Should There Be A Statute of Limitations on Sex Crimes?

This is the debate that should be, but isn’t really, happening in Pennsylvania.  The bills are dying on PA Rep. Ron Marsico’s desk.   Bill White, one of the panelists at the November 17th edition of Beerituality, shares one of the reasons in this post.

To my many Catholic friends and readers: please know that this isn’t meant to single out your faith tradition.  God knows this sin is everywhere.  And it’s also important for the public, Catholic or otherwise, to know where local or regional incarnations of the institution, complete with legislative apparatuses, stand on bills like PA HBs 832 and 878. Given what we know about how long it can take to remember abuse, let alone feel confidant about reporting it, statues of limitations for sex crimes without any kind of “window” for adults recalling childhood abuse seem counter-intuitive to my way of thinking.

What do others think?



Philadelphia Archbishop Charles J. Chaput, Where, Precisely, Do You Stand on PA HB 832 and PA HB 878?

Is the stance you took on similar Colorado bills while you were Archbishop of Denver an indication?

I’m asking because:

  • I don’t know.
  • It’s important, and is especially prominent now.

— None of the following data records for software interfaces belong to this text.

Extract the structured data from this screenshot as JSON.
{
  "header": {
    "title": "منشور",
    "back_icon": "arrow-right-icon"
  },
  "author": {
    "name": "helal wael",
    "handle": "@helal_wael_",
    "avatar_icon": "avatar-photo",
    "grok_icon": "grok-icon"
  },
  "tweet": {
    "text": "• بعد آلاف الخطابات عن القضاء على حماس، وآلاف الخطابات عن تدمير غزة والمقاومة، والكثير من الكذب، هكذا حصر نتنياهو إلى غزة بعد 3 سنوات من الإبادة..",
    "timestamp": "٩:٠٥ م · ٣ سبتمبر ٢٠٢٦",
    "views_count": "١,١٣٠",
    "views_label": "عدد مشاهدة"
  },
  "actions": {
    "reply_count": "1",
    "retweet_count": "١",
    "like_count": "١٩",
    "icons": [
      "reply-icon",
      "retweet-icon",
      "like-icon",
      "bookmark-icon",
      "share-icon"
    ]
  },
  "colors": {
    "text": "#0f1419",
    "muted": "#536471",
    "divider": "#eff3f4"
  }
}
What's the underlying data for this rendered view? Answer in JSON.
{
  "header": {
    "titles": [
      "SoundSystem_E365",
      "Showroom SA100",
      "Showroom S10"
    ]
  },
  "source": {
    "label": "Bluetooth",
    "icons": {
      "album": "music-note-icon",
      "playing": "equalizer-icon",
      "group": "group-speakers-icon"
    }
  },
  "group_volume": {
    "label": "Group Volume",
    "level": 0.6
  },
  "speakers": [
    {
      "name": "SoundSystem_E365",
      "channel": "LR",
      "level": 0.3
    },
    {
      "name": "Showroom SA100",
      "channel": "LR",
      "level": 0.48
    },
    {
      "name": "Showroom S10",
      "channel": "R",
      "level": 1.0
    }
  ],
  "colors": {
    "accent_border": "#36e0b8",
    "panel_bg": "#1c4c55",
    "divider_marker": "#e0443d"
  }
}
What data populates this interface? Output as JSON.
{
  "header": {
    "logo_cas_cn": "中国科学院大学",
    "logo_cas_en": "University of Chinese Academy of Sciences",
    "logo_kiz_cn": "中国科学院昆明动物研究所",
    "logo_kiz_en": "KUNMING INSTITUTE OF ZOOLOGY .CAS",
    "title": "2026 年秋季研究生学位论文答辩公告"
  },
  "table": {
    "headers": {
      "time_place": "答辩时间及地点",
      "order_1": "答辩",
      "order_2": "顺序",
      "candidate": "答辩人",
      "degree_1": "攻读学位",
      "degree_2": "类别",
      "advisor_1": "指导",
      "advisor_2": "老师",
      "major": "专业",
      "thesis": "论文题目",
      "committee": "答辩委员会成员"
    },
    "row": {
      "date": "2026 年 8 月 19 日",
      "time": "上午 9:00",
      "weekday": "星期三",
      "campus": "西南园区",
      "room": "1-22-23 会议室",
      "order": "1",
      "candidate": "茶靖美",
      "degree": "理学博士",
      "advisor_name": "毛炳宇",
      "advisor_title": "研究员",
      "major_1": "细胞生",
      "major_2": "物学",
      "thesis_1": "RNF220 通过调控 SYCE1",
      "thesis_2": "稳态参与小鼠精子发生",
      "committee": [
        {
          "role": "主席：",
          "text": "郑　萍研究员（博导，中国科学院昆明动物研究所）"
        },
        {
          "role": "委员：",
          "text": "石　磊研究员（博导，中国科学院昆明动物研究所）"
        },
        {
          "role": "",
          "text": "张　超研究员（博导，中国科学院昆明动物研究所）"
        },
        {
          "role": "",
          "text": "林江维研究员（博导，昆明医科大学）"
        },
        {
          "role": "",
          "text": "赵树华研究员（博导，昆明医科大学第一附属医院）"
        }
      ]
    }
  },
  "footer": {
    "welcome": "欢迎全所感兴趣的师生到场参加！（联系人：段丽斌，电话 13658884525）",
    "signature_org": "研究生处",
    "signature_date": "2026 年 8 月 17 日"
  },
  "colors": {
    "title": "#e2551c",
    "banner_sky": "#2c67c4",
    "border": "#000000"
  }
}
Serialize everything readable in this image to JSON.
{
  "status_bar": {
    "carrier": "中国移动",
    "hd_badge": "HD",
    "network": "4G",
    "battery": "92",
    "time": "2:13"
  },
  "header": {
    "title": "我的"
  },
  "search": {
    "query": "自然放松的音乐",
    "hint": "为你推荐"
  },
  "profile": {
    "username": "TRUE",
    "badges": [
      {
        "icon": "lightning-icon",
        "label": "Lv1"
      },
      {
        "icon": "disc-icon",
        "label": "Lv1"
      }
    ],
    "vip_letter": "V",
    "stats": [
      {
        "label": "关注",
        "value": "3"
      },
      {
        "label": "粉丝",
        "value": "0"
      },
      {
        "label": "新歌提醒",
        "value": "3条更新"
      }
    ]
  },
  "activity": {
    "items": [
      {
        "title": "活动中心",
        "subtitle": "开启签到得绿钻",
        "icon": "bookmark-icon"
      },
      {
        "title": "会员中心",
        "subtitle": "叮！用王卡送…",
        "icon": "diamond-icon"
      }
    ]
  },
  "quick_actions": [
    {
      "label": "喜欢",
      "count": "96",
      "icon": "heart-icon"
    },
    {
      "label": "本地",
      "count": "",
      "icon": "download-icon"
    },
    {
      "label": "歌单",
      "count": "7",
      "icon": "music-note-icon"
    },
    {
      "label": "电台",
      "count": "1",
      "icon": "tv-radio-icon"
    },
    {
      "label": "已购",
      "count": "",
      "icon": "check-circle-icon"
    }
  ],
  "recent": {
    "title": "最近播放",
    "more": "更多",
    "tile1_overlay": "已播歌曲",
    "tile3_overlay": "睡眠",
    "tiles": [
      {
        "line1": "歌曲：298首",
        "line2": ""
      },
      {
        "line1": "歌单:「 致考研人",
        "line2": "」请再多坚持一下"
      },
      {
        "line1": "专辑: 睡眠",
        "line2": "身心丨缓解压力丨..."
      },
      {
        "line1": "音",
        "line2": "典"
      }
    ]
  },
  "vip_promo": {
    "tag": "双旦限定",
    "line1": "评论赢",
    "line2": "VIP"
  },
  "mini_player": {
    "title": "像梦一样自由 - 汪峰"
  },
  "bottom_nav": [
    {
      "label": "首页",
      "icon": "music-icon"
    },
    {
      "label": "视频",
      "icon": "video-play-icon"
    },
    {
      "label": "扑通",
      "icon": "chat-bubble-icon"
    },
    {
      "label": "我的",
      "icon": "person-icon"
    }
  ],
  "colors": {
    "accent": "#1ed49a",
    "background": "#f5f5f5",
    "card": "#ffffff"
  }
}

PA Rep. Michael McGeehan (D – Phila) said in piece in yesterday’s Philadelphia Inquirer that the Penn State scandal “explodes the idea that sex abuse is just a problem in Philadelphia, or of priests, or that window legislation targets the Catholic Church.”

When in Denver, Chaput fought similar laws because he felt they unfairly targeted the Catholic Church while ignoring other institutions.

Charles Chaput, what say you now?